> _Try it_:
Exactly as they stand, the data below are to be printed again.
* * * * * * *
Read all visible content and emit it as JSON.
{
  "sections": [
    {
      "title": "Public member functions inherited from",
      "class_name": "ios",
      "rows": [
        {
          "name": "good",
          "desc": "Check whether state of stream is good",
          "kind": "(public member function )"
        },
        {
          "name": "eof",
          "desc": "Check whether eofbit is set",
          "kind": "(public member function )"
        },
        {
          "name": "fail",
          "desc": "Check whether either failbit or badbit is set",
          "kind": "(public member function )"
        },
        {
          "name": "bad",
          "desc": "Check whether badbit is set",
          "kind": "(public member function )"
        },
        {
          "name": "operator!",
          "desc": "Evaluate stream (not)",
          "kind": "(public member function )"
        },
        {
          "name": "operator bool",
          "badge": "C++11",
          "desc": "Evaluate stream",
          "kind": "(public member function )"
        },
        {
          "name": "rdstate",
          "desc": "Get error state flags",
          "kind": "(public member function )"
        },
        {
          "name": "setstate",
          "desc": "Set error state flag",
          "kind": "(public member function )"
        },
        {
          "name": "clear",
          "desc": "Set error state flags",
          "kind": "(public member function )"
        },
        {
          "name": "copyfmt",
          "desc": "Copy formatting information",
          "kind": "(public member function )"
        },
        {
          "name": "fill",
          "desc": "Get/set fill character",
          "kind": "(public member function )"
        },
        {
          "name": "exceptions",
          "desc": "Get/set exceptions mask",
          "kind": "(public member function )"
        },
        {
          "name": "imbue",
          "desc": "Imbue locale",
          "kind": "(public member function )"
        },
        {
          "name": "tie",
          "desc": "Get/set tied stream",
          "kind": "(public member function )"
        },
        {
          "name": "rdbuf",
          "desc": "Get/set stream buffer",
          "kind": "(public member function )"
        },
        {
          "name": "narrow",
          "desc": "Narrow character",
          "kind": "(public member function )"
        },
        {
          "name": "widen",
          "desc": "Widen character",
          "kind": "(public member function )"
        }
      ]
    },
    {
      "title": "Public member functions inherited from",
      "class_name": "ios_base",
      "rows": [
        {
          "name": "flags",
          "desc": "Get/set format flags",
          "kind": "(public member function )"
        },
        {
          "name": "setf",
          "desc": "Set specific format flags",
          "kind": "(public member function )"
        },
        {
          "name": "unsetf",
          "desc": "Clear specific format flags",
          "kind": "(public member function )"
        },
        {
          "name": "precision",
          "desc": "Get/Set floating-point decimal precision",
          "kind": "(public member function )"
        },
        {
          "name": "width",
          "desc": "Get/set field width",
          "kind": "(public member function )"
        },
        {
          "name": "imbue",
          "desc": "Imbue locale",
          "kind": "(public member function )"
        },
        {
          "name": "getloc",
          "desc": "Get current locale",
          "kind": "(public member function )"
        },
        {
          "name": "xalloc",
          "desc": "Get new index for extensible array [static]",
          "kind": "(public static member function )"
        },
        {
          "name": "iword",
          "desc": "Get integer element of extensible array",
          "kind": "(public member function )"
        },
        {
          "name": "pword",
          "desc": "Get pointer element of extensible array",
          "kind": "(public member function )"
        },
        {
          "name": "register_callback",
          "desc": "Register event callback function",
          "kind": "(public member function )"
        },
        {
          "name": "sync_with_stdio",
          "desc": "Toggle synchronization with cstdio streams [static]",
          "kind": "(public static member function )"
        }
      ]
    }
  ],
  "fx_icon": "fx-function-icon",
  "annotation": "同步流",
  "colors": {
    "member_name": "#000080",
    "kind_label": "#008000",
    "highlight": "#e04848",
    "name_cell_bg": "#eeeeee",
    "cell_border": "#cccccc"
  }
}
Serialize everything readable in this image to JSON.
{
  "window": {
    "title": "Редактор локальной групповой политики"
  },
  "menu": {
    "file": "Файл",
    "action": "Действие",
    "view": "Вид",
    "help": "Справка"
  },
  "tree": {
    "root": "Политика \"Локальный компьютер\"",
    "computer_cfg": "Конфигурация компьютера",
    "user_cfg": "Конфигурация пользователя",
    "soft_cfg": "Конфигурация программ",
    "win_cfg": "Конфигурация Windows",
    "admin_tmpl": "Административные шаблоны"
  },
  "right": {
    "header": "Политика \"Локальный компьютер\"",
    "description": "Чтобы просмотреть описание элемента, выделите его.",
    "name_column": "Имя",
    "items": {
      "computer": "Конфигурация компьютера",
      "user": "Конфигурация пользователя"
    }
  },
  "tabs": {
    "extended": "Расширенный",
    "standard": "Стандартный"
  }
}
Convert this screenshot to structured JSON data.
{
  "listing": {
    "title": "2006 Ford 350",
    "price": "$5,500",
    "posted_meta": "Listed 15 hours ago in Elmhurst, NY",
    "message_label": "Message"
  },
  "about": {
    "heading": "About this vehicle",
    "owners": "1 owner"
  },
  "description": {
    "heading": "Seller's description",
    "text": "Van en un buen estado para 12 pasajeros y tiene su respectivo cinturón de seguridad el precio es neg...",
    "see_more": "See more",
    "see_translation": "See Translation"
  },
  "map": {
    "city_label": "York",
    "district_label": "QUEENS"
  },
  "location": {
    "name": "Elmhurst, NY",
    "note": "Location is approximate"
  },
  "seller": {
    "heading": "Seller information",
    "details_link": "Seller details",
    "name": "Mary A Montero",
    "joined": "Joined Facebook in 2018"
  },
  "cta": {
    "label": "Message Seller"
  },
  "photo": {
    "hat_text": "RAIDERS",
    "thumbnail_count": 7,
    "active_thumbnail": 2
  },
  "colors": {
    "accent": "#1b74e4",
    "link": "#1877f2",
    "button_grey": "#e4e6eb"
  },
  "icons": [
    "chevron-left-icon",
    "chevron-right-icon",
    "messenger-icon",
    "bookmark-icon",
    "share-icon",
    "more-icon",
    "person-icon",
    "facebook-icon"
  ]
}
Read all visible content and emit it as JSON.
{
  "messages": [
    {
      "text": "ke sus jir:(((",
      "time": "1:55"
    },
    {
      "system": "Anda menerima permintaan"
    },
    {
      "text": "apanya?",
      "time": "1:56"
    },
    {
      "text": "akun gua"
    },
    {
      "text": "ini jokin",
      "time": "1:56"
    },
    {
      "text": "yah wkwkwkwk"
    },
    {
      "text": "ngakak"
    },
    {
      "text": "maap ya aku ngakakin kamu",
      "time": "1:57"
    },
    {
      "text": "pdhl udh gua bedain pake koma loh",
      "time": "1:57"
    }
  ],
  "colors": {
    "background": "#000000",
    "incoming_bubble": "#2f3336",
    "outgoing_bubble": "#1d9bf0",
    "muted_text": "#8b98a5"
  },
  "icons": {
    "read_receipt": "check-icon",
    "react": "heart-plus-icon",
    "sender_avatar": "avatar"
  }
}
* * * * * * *
> _Reply to the task_:
Read all visible content and emit it as JSON.
{
  "sections": [
    {
      "title": "Public member functions inherited from",
      "class_name": "ios",
      "rows": [
        {
          "name": "good",
          "desc": "Check whether state of stream is good",
          "kind": "(public member function )"
        },
        {
          "name": "eof",
          "desc": "Check whether eofbit is set",
          "kind": "(public member function )"
        },
        {
          "name": "fail",
          "desc": "Check whether either failbit or badbit is set",
          "kind": "(public member function )"
        },
        {
          "name": "bad",
          "desc": "Check whether badbit is set",
          "kind": "(public member function )"
        },
        {
          "name": "operator!",
          "desc": "Evaluate stream (not)",
          "kind": "(public member function )"
        },
        {
          "name": "operator bool",
          "badge": "C++11",
          "desc": "Evaluate stream",
          "kind": "(public member function )"
        },
        {
          "name": "rdstate",
          "desc": "Get error state flags",
          "kind": "(public member function )"
        },
        {
          "name": "setstate",
          "desc": "Set error state flag",
          "kind": "(public member function )"
        },
        {
          "name": "clear",
          "desc": "Set error state flags",
          "kind": "(public member function )"
        },
        {
          "name": "copyfmt",
          "desc": "Copy formatting information",
          "kind": "(public member function )"
        },
        {
          "name": "fill",
          "desc": "Get/set fill character",
          "kind": "(public member function )"
        },
        {
          "name": "exceptions",
          "desc": "Get/set exceptions mask",
          "kind": "(public member function )"
        },
        {
          "name": "imbue",
          "desc": "Imbue locale",
          "kind": "(public member function )"
        },
        {
          "name": "tie",
          "desc": "Get/set tied stream",
          "kind": "(public member function )"
        },
        {
          "name": "rdbuf",
          "desc": "Get/set stream buffer",
          "kind": "(public member function )"
        },
        {
          "name": "narrow",
          "desc": "Narrow character",
          "kind": "(public member function )"
        },
        {
          "name": "widen",
          "desc": "Widen character",
          "kind": "(public member function )"
        }
      ]
    },
    {
      "title": "Public member functions inherited from",
      "class_name": "ios_base",
      "rows": [
        {
          "name": "flags",
          "desc": "Get/set format flags",
          "kind": "(public member function )"
        },
        {
          "name": "setf",
          "desc": "Set specific format flags",
          "kind": "(public member function )"
        },
        {
          "name": "unsetf",
          "desc": "Clear specific format flags",
          "kind": "(public member function )"
        },
        {
          "name": "precision",
          "desc": "Get/Set floating-point decimal precision",
          "kind": "(public member function )"
        },
        {
          "name": "width",
          "desc": "Get/set field width",
          "kind": "(public member function )"
        },
        {
          "name": "imbue",
          "desc": "Imbue locale",
          "kind": "(public member function )"
        },
        {
          "name": "getloc",
          "desc": "Get current locale",
          "kind": "(public member function )"
        },
        {
          "name": "xalloc",
          "desc": "Get new index for extensible array [static]",
          "kind": "(public static member function )"
        },
        {
          "name": "iword",
          "desc": "Get integer element of extensible array",
          "kind": "(public member function )"
        },
        {
          "name": "pword",
          "desc": "Get pointer element of extensible array",
          "kind": "(public member function )"
        },
        {
          "name": "register_callback",
          "desc": "Register event callback function",
          "kind": "(public member function )"
        },
        {
          "name": "sync_with_stdio",
          "desc": "Toggle synchronization with cstdio streams [static]",
          "kind": "(public static member function )"
        }
      ]
    }
  ],
  "fx_icon": "fx-function-icon",
  "annotation": "同步流",
  "colors": {
    "member_name": "#000080",
    "kind_label": "#008000",
    "highlight": "#e04848",
    "name_cell_bg": "#eeeeee",
    "cell_border": "#cccccc"
  }
}
Serialize everything readable in this image to JSON.
{
  "window": {
    "title": "Редактор локальной групповой политики"
  },
  "menu": {
    "file": "Файл",
    "action": "Действие",
    "view": "Вид",
    "help": "Справка"
  },
  "tree": {
    "root": "Политика \"Локальный компьютер\"",
    "computer_cfg": "Конфигурация компьютера",
    "user_cfg": "Конфигурация пользователя",
    "soft_cfg": "Конфигурация программ",
    "win_cfg": "Конфигурация Windows",
    "admin_tmpl": "Административные шаблоны"
  },
  "right": {
    "header": "Политика \"Локальный компьютер\"",
    "description": "Чтобы просмотреть описание элемента, выделите его.",
    "name_column": "Имя",
    "items": {
      "computer": "Конфигурация компьютера",
      "user": "Конфигурация пользователя"
    }
  },
  "tabs": {
    "extended": "Расширенный",
    "standard": "Стандартный"
  }
}
Convert this screenshot to structured JSON data.
{
  "listing": {
    "title": "2006 Ford 350",
    "price": "$5,500",
    "posted_meta": "Listed 15 hours ago in Elmhurst, NY",
    "message_label": "Message"
  },
  "about": {
    "heading": "About this vehicle",
    "owners": "1 owner"
  },
  "description": {
    "heading": "Seller's description",
    "text": "Van en un buen estado para 12 pasajeros y tiene su respectivo cinturón de seguridad el precio es neg...",
    "see_more": "See more",
    "see_translation": "See Translation"
  },
  "map": {
    "city_label": "York",
    "district_label": "QUEENS"
  },
  "location": {
    "name": "Elmhurst, NY",
    "note": "Location is approximate"
  },
  "seller": {
    "heading": "Seller information",
    "details_link": "Seller details",
    "name": "Mary A Montero",
    "joined": "Joined Facebook in 2018"
  },
  "cta": {
    "label": "Message Seller"
  },
  "photo": {
    "hat_text": "RAIDERS",
    "thumbnail_count": 7,
    "active_thumbnail": 2
  },
  "colors": {
    "accent": "#1b74e4",
    "link": "#1877f2",
    "button_grey": "#e4e6eb"
  },
  "icons": [
    "chevron-left-icon",
    "chevron-right-icon",
    "messenger-icon",
    "bookmark-icon",
    "share-icon",
    "more-icon",
    "person-icon",
    "facebook-icon"
  ]
}
Read all visible content and emit it as JSON.
{
  "messages": [
    {
      "text": "ke sus jir:(((",
      "time": "1:55"
    },
    {
      "system": "Anda menerima permintaan"
    },
    {
      "text": "apanya?",
      "time": "1:56"
    },
    {
      "text": "akun gua"
    },
    {
      "text": "ini jokin",
      "time": "1:56"
    },
    {
      "text": "yah wkwkwkwk"
    },
    {
      "text": "ngakak"
    },
    {
      "text": "maap ya aku ngakakin kamu",
      "time": "1:57"
    },
    {
      "text": "pdhl udh gua bedain pake koma loh",
      "time": "1:57"
    }
  ],
  "colors": {
    "background": "#000000",
    "incoming_bubble": "#2f3336",
    "outgoing_bubble": "#1d9bf0",
    "muted_text": "#8b98a5"
  },
  "icons": {
    "read_receipt": "check-icon",
    "react": "heart-plus-icon",
    "sender_avatar": "avatar"
  }
}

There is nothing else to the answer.